» **WORK TO BE COMPLETED**
Output every entry below word for word, without its pictures.

━━━━━ RECORDS PROVIDED ━━━━━

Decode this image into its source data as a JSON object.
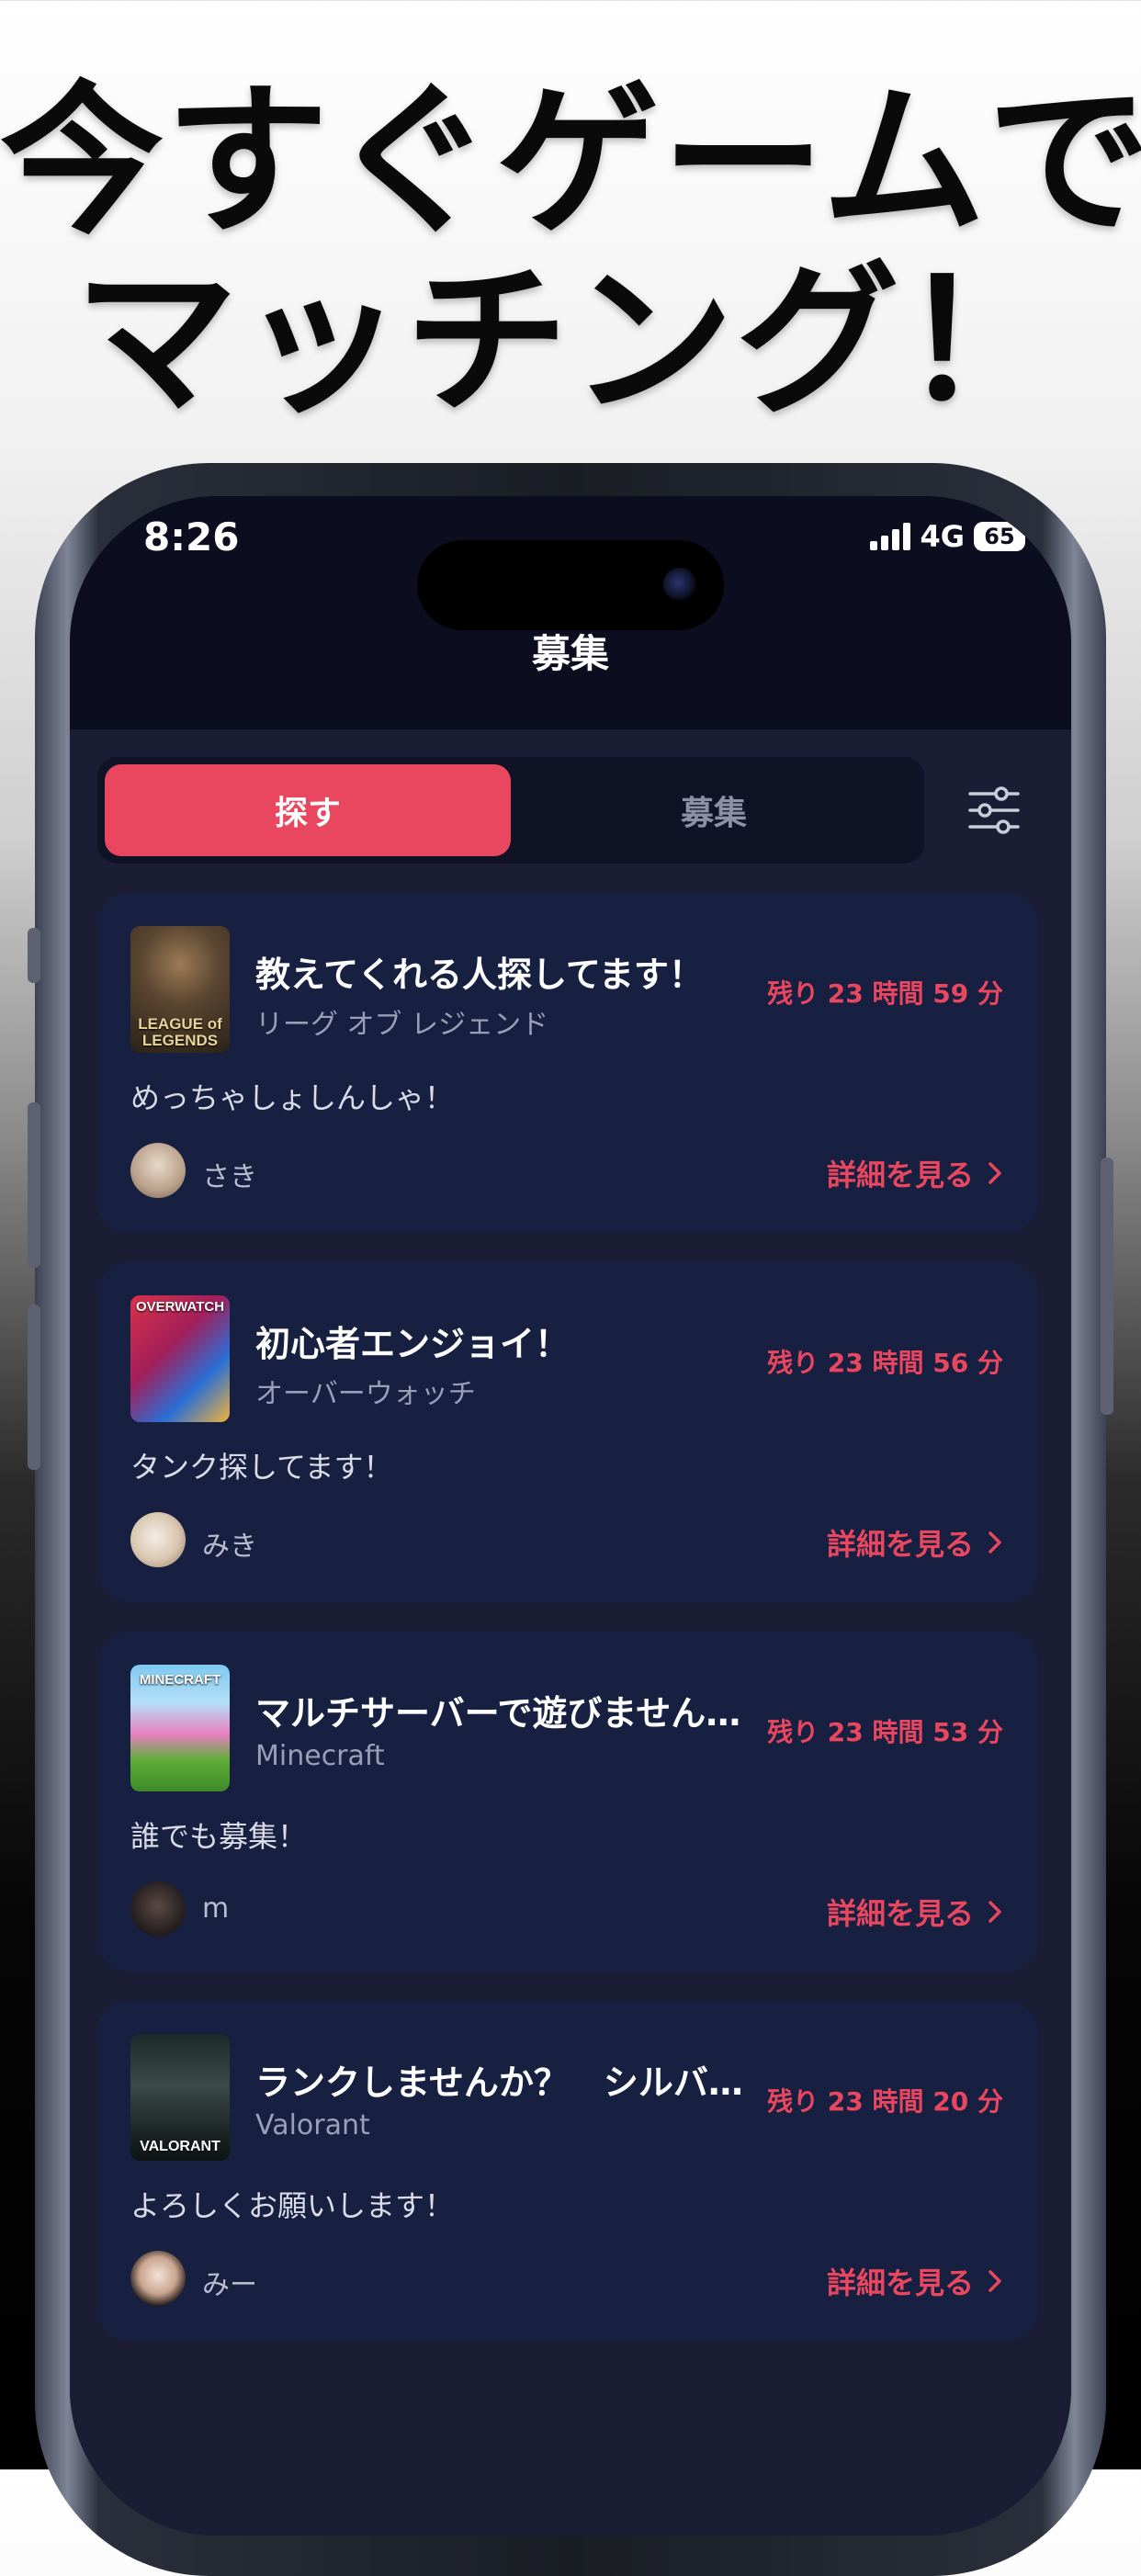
{
  "headline": {
    "line1": "今すぐゲームで",
    "line2": "マッチング！"
  },
  "status_bar": {
    "time": "8:26",
    "network": "4G",
    "battery": "65"
  },
  "nav": {
    "title": "募集"
  },
  "tabs": {
    "search_label": "探す",
    "recruit_label": "募集",
    "active": "探す"
  },
  "posts": [
    {
      "title": "教えてくれる人探してます！",
      "game": "リーグ オブ レジェンド",
      "thumb_label": "LEAGUE of LEGENDS",
      "remaining": "残り 23 時間 59 分",
      "description": "めっちゃしょしんしゃ！",
      "user": "さき",
      "link": "詳細を見る"
    },
    {
      "title": "初心者エンジョイ！",
      "game": "オーバーウォッチ",
      "thumb_label": "OVERWATCH",
      "remaining": "残り 23 時間 56 分",
      "description": "タンク探してます！",
      "user": "みき",
      "link": "詳細を見る"
    },
    {
      "title": "マルチサーバーで遊びません…",
      "game": "Minecraft",
      "thumb_label": "MINECRAFT",
      "remaining": "残り 23 時間 53 分",
      "description": "誰でも募集！",
      "user": "m",
      "link": "詳細を見る"
    },
    {
      "title": "ランクしませんか？　シルバ…",
      "game": "Valorant",
      "thumb_label": "VALORANT",
      "remaining": "残り 23 時間 20 分",
      "description": "よろしくお願いします！",
      "user": "みー",
      "link": "詳細を見る"
    }
  ],
  "colors": {
    "accent": "#e8475f",
    "card_bg": "#172040",
    "screen_bg": "#1a1d33"
  },
  "icons": {
    "filter": "sliders-icon",
    "chevron": "chevron-right-icon"
  }
}
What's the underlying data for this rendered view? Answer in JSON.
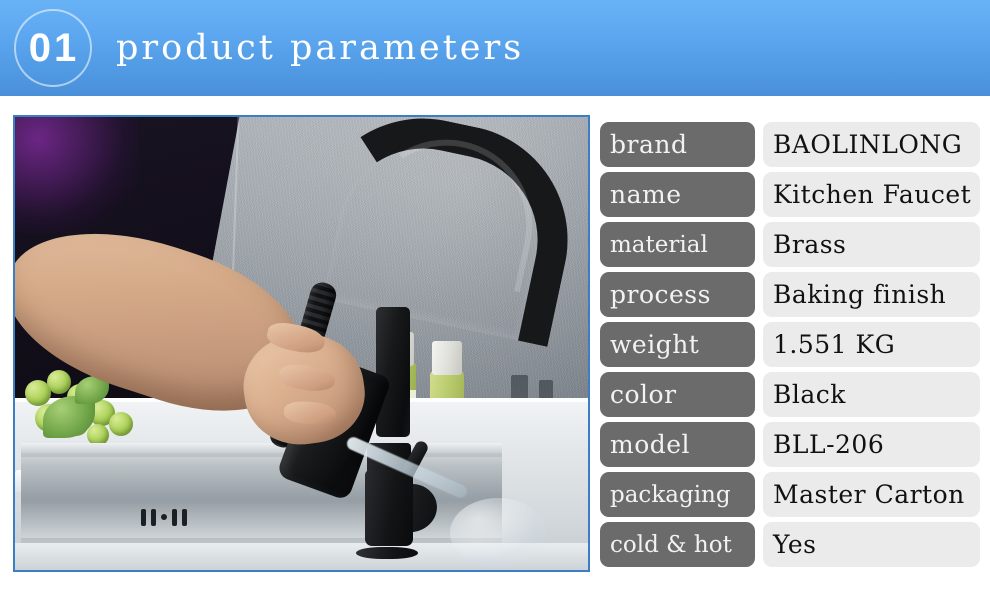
{
  "header": {
    "badge_number": "01",
    "title": "product parameters",
    "gradient_top": "#68b2f6",
    "gradient_bottom": "#4a90d9"
  },
  "photo": {
    "caption": "hand holding black pull-down kitchen faucet sprayer over stainless steel sink",
    "border_color": "#3c7ec4"
  },
  "spec_table": {
    "label_bg": "#6b6b6b",
    "value_bg": "#ebebeb",
    "rows": [
      {
        "label": "brand",
        "value": "BAOLINLONG"
      },
      {
        "label": "name",
        "value": "Kitchen Faucet"
      },
      {
        "label": "material",
        "value": "Brass"
      },
      {
        "label": "process",
        "value": "Baking finish"
      },
      {
        "label": "weight",
        "value": "1.551 KG"
      },
      {
        "label": "color",
        "value": "Black"
      },
      {
        "label": "model",
        "value": "BLL-206"
      },
      {
        "label": "packaging",
        "value": "Master Carton"
      },
      {
        "label": "cold & hot",
        "value": "Yes"
      }
    ]
  }
}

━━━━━

» **COMPLETED TASK**
Decode this image into its source data as a JSON object.
{
  "headline": {
    "line1": "今すぐゲームで",
    "line2": "マッチング！"
  },
  "status_bar": {
    "time": "8:26",
    "network": "4G",
    "battery": "65"
  },
  "nav": {
    "title": "募集"
  },
  "tabs": {
    "search_label": "探す",
    "recruit_label": "募集",
    "active": "探す"
  },
  "posts": [
    {
      "title": "教えてくれる人探してます！",
      "game": "リーグ オブ レジェンド",
      "thumb_label": "LEAGUE of LEGENDS",
      "remaining": "残り 23 時間 59 分",
      "description": "めっちゃしょしんしゃ！",
      "user": "さき",
      "link": "詳細を見る"
    },
    {
      "title": "初心者エンジョイ！",
      "game": "オーバーウォッチ",
      "thumb_label": "OVERWATCH",
      "remaining": "残り 23 時間 56 分",
      "description": "タンク探してます！",
      "user": "みき",
      "link": "詳細を見る"
    },
    {
      "title": "マルチサーバーで遊びません…",
      "game": "Minecraft",
      "thumb_label": "MINECRAFT",
      "remaining": "残り 23 時間 53 分",
      "description": "誰でも募集！",
      "user": "m",
      "link": "詳細を見る"
    },
    {
      "title": "ランクしませんか？　シルバ…",
      "game": "Valorant",
      "thumb_label": "VALORANT",
      "remaining": "残り 23 時間 20 分",
      "description": "よろしくお願いします！",
      "user": "みー",
      "link": "詳細を見る"
    }
  ],
  "colors": {
    "accent": "#e8475f",
    "card_bg": "#172040",
    "screen_bg": "#1a1d33"
  },
  "icons": {
    "filter": "sliders-icon",
    "chevron": "chevron-right-icon"
  }
}
What's the underlying data for this rendered view? Answer in JSON.
{
  "header": {
    "badge_number": "01",
    "title": "product parameters",
    "gradient_top": "#68b2f6",
    "gradient_bottom": "#4a90d9"
  },
  "photo": {
    "caption": "hand holding black pull-down kitchen faucet sprayer over stainless steel sink",
    "border_color": "#3c7ec4"
  },
  "spec_table": {
    "label_bg": "#6b6b6b",
    "value_bg": "#ebebeb",
    "rows": [
      {
        "label": "brand",
        "value": "BAOLINLONG"
      },
      {
        "label": "name",
        "value": "Kitchen Faucet"
      },
      {
        "label": "material",
        "value": "Brass"
      },
      {
        "label": "process",
        "value": "Baking finish"
      },
      {
        "label": "weight",
        "value": "1.551 KG"
      },
      {
        "label": "color",
        "value": "Black"
      },
      {
        "label": "model",
        "value": "BLL-206"
      },
      {
        "label": "packaging",
        "value": "Master Carton"
      },
      {
        "label": "cold & hot",
        "value": "Yes"
      }
    ]
  }
}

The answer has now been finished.